To avoid these problems, use alternate formulas or methods when manipulating data cubes. An option is the **CUBERANKEDMEMBER** function, which ranks items based on criteria. Another option is to use pivot tables and slicers for better filtering and analysis.

*Pro tip: When using CUBESETCOUNT, try to limit sets to one dimension. Also, avoid calculated members or complicated expressions within sets. This will decrease errors and improve accuracy.*

**Next up:** Exploring Alternatives to *CUBESETCOUNT* – Excel has several formulas and tools for manipulating and analyzing data cubes, other than *CUBESETCOUNT*. Let’s look at other options and see how they compare in terms of functionality and ease of use.

### Exploring Alternatives to CUBESETCOUNT

**Exploring options to CUBESETCOUNT** takes a big understanding of Excel formulae. It involves using other functions that give exacter results for data analysis needs. *CUBESETCOUNT* only counts members in a set, which may be restrictive when working on complex datasets.

*OLAP PivotTables* is one of the alternatives. This lets users make reports with complex calculations, groupings, and filters without having to write formulas. It gives a resolution for summarizing huge datasets in ways that make sense to end-users.

*Dynamic Arrays* is another option. This is great when returning multiple values from one formula without an array function. *Dynamic Arrays* let you make powerful analyses with simplified formulas. This makes working quicker and more confident while producing accurate results.

*INDEX-MATCH* and *VLOOKUP-MATCH* are formulae worth exploring. These two allow comparing two sets of data and returning related values from one column based on one or more criteria from another column.

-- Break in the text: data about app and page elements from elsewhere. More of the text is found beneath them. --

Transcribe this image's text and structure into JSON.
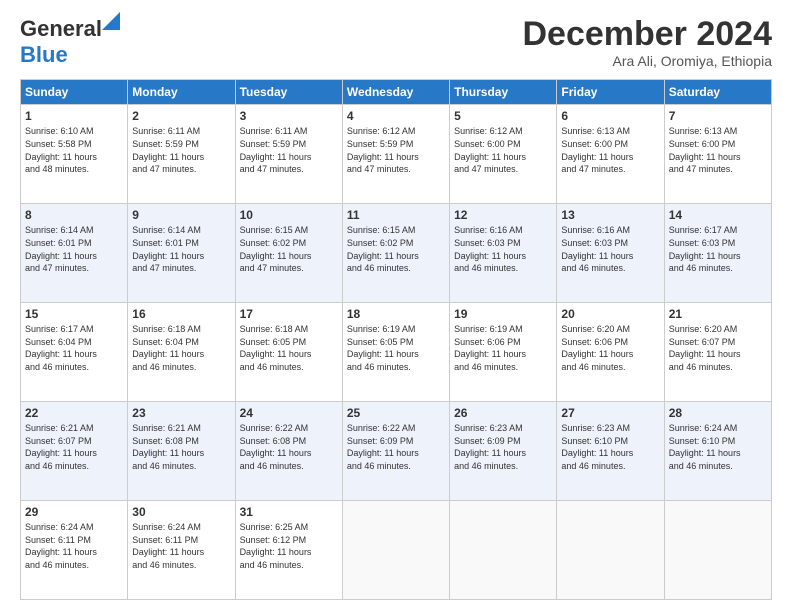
{
  "logo": {
    "line1": "General",
    "line2": "Blue"
  },
  "header": {
    "month": "December 2024",
    "location": "Ara Ali, Oromiya, Ethiopia"
  },
  "days_of_week": [
    "Sunday",
    "Monday",
    "Tuesday",
    "Wednesday",
    "Thursday",
    "Friday",
    "Saturday"
  ],
  "weeks": [
    [
      {
        "day": "1",
        "text": "Sunrise: 6:10 AM\nSunset: 5:58 PM\nDaylight: 11 hours\nand 48 minutes."
      },
      {
        "day": "2",
        "text": "Sunrise: 6:11 AM\nSunset: 5:59 PM\nDaylight: 11 hours\nand 47 minutes."
      },
      {
        "day": "3",
        "text": "Sunrise: 6:11 AM\nSunset: 5:59 PM\nDaylight: 11 hours\nand 47 minutes."
      },
      {
        "day": "4",
        "text": "Sunrise: 6:12 AM\nSunset: 5:59 PM\nDaylight: 11 hours\nand 47 minutes."
      },
      {
        "day": "5",
        "text": "Sunrise: 6:12 AM\nSunset: 6:00 PM\nDaylight: 11 hours\nand 47 minutes."
      },
      {
        "day": "6",
        "text": "Sunrise: 6:13 AM\nSunset: 6:00 PM\nDaylight: 11 hours\nand 47 minutes."
      },
      {
        "day": "7",
        "text": "Sunrise: 6:13 AM\nSunset: 6:00 PM\nDaylight: 11 hours\nand 47 minutes."
      }
    ],
    [
      {
        "day": "8",
        "text": "Sunrise: 6:14 AM\nSunset: 6:01 PM\nDaylight: 11 hours\nand 47 minutes."
      },
      {
        "day": "9",
        "text": "Sunrise: 6:14 AM\nSunset: 6:01 PM\nDaylight: 11 hours\nand 47 minutes."
      },
      {
        "day": "10",
        "text": "Sunrise: 6:15 AM\nSunset: 6:02 PM\nDaylight: 11 hours\nand 47 minutes."
      },
      {
        "day": "11",
        "text": "Sunrise: 6:15 AM\nSunset: 6:02 PM\nDaylight: 11 hours\nand 46 minutes."
      },
      {
        "day": "12",
        "text": "Sunrise: 6:16 AM\nSunset: 6:03 PM\nDaylight: 11 hours\nand 46 minutes."
      },
      {
        "day": "13",
        "text": "Sunrise: 6:16 AM\nSunset: 6:03 PM\nDaylight: 11 hours\nand 46 minutes."
      },
      {
        "day": "14",
        "text": "Sunrise: 6:17 AM\nSunset: 6:03 PM\nDaylight: 11 hours\nand 46 minutes."
      }
    ],
    [
      {
        "day": "15",
        "text": "Sunrise: 6:17 AM\nSunset: 6:04 PM\nDaylight: 11 hours\nand 46 minutes."
      },
      {
        "day": "16",
        "text": "Sunrise: 6:18 AM\nSunset: 6:04 PM\nDaylight: 11 hours\nand 46 minutes."
      },
      {
        "day": "17",
        "text": "Sunrise: 6:18 AM\nSunset: 6:05 PM\nDaylight: 11 hours\nand 46 minutes."
      },
      {
        "day": "18",
        "text": "Sunrise: 6:19 AM\nSunset: 6:05 PM\nDaylight: 11 hours\nand 46 minutes."
      },
      {
        "day": "19",
        "text": "Sunrise: 6:19 AM\nSunset: 6:06 PM\nDaylight: 11 hours\nand 46 minutes."
      },
      {
        "day": "20",
        "text": "Sunrise: 6:20 AM\nSunset: 6:06 PM\nDaylight: 11 hours\nand 46 minutes."
      },
      {
        "day": "21",
        "text": "Sunrise: 6:20 AM\nSunset: 6:07 PM\nDaylight: 11 hours\nand 46 minutes."
      }
    ],
    [
      {
        "day": "22",
        "text": "Sunrise: 6:21 AM\nSunset: 6:07 PM\nDaylight: 11 hours\nand 46 minutes."
      },
      {
        "day": "23",
        "text": "Sunrise: 6:21 AM\nSunset: 6:08 PM\nDaylight: 11 hours\nand 46 minutes."
      },
      {
        "day": "24",
        "text": "Sunrise: 6:22 AM\nSunset: 6:08 PM\nDaylight: 11 hours\nand 46 minutes."
      },
      {
        "day": "25",
        "text": "Sunrise: 6:22 AM\nSunset: 6:09 PM\nDaylight: 11 hours\nand 46 minutes."
      },
      {
        "day": "26",
        "text": "Sunrise: 6:23 AM\nSunset: 6:09 PM\nDaylight: 11 hours\nand 46 minutes."
      },
      {
        "day": "27",
        "text": "Sunrise: 6:23 AM\nSunset: 6:10 PM\nDaylight: 11 hours\nand 46 minutes."
      },
      {
        "day": "28",
        "text": "Sunrise: 6:24 AM\nSunset: 6:10 PM\nDaylight: 11 hours\nand 46 minutes."
      }
    ],
    [
      {
        "day": "29",
        "text": "Sunrise: 6:24 AM\nSunset: 6:11 PM\nDaylight: 11 hours\nand 46 minutes."
      },
      {
        "day": "30",
        "text": "Sunrise: 6:24 AM\nSunset: 6:11 PM\nDaylight: 11 hours\nand 46 minutes."
      },
      {
        "day": "31",
        "text": "Sunrise: 6:25 AM\nSunset: 6:12 PM\nDaylight: 11 hours\nand 46 minutes."
      },
      {
        "day": "",
        "text": ""
      },
      {
        "day": "",
        "text": ""
      },
      {
        "day": "",
        "text": ""
      },
      {
        "day": "",
        "text": ""
      }
    ]
  ]
}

Professionals who know how to use various Excel formulae, including alternatives to CUBESETCOUNT, can increase their data analysis skills. This makes them valuable assets within their organizations.

### Recap of CUBESETCOUNT and its Benefits

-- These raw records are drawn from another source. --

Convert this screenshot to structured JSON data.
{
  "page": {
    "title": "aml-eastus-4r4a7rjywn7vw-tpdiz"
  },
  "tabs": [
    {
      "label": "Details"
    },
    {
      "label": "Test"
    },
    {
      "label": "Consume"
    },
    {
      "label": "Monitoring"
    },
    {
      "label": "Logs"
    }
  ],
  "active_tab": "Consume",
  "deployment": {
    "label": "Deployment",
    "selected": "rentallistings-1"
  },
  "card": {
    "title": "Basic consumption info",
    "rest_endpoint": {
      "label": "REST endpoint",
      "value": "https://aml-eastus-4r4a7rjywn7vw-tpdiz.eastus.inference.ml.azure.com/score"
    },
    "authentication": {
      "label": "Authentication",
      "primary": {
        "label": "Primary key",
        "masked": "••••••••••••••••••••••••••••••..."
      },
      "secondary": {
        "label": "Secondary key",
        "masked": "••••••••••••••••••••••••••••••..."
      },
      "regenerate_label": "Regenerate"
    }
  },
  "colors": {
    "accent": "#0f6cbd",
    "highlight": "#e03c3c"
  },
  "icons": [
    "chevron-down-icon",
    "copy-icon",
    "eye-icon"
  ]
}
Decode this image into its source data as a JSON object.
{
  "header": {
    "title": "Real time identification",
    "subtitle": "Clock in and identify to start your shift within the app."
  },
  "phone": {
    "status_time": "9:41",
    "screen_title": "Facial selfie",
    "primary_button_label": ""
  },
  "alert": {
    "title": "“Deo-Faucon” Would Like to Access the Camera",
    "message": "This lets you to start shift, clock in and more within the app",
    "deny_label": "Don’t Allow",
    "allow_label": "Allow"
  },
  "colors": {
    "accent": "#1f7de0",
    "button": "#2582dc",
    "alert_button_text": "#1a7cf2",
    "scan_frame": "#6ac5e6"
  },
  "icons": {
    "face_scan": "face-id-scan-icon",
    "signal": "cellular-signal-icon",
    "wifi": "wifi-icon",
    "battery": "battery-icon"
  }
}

**CUBESETCOUNT** is a useful Excel formula for data analysts. It helps them count unique values from sets of data quickly and without complex programming. This article explains how **CUBESETCOUNT** works and shows its benefits.

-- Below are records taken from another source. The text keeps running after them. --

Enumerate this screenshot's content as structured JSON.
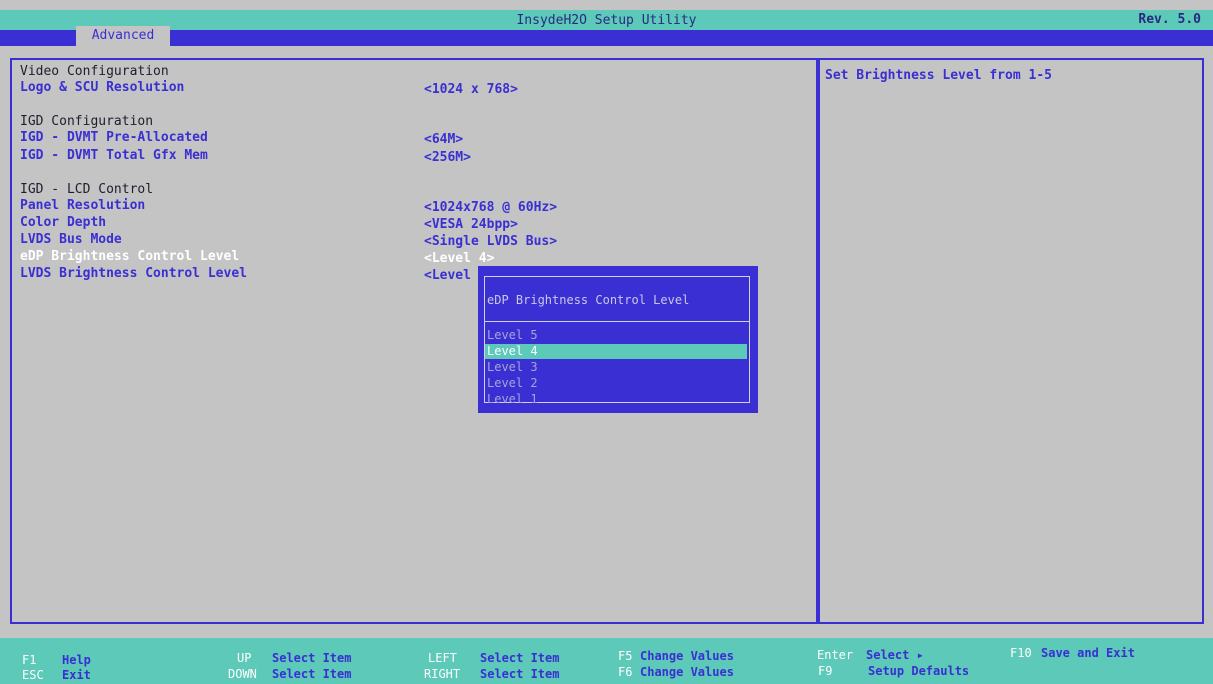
{
  "app": {
    "title": "InsydeH2O Setup Utility",
    "revision": "Rev. 5.0"
  },
  "tabs": {
    "advanced": "Advanced"
  },
  "settings": {
    "video_header": "Video Configuration",
    "logo_label": "Logo & SCU Resolution",
    "logo_value": "<1024 x 768>",
    "igd_header": "IGD Configuration",
    "prealloc_label": "IGD - DVMT Pre-Allocated",
    "prealloc_value": "<64M>",
    "total_label": "IGD - DVMT Total Gfx Mem",
    "total_value": "<256M>",
    "lcd_header": "IGD - LCD Control",
    "panel_label": "Panel Resolution",
    "panel_value": "<1024x768 @ 60Hz>",
    "depth_label": "Color Depth",
    "depth_value": "<VESA 24bpp>",
    "lvds_bus_label": "LVDS Bus Mode",
    "lvds_bus_value": "<Single LVDS Bus>",
    "edp_label": "eDP Brightness Control Level",
    "edp_value": "<Level 4>",
    "lvds_bright_label": "LVDS Brightness Control Level",
    "lvds_bright_value": "<Level"
  },
  "help_text": "Set Brightness Level from 1-5",
  "popup": {
    "title": "eDP Brightness Control Level",
    "options": [
      "Level 5",
      "Level 4",
      "Level 3",
      "Level 2",
      "Level 1"
    ],
    "selected": "Level 4"
  },
  "footer": {
    "f1_key": "F1",
    "f1_desc": "Help",
    "esc_key": "ESC",
    "esc_desc": "Exit",
    "up_key": "UP",
    "up_desc": "Select Item",
    "down_key": "DOWN",
    "down_desc": "Select Item",
    "left_key": "LEFT",
    "left_desc": "Select Item",
    "right_key": "RIGHT",
    "right_desc": "Select Item",
    "f5_key": "F5",
    "f5_desc": "Change Values",
    "f6_key": "F6",
    "f6_desc": "Change Values",
    "enter_key": "Enter",
    "enter_desc": "Select ▸",
    "f9_key": "F9",
    "f9_desc": "Setup Defaults",
    "f10_key": "F10",
    "f10_desc": "Save and Exit"
  },
  "colors": {
    "accent": "#3a2fd2",
    "teal": "#5cc9b9",
    "background": "#c4c4c4"
  }
}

Let’s look at an example. This table shows Month and Revenue:

Month | Revenue |
---|---|

Jan | $10,000 |

Feb | $8,000 |

Mar | $12,000 |

We want to know how many distinct months the revenue was generated in. We could go through it manually and count the unique values, but that would take time and might be incorrect. Instead, we can use **CUBESETCOUNT**: **=CUBESETCOUNT($A$2:$A$4)**.

This returns **3**, as there are three distinct months with revenue amounts.

**CUBESETCOUNT** is great for large datasets and accurate data analysis. It’s a key tool for data analysts.

## Five Facts About CUBESETCOUNT: Excel Formulae Explained:

**✅ CUBESETCOUNT is an Excel function used to count the number of items in a set of data from an OLAP cube.***(Source: Excel Campus)***✅ The function is part of the group of Cube functions used for business intelligence analysis and reporting.***(Source: Microsoft)***✅ CUBESETCOUNT is used to simplify complex data sets by creating subgroups based on specific criteria.***(Source: Vertex 42)***✅ The function can be used for data sets with multiple dimensions, including time, geography, and product categories.***(Source: Excel Campus)***✅ CUBESETCOUNT works with both Excel for Windows and Excel for Mac.***(Source: Microsoft)*

## FAQs about Cubesetcount: Excel Formulae Explained

### What is CUBESETCOUNT in Excel formulae?

CUBESETCOUNT is an Excel formula that returns the number of items in a set.

### What is a set in Excel formulae?

In Excel formulae, a set is a collection of items that meet a specific condition.

### What is the syntax for CUBESETCOUNT in Excel formulae?

The syntax for CUBESETCOUNT in Excel formulae is: =CUBESETCOUNT(set_expression)

### What is set_expression in Excel formulae?

In Excel formulae, set_expression is an expression that defines the set to be counted by CUBESETCOUNT.

### How can CUBESETCOUNT be used in data analysis?

CUBESETCOUNT can be used in data analysis to count and analyze data in a multidimensional cube.

### Can CUBESETCOUNT be used with other Excel formulae?

Yes, CUBESETCOUNT can be combined with other Excel formulae to analyze and manipulate data in a multidimensional cube.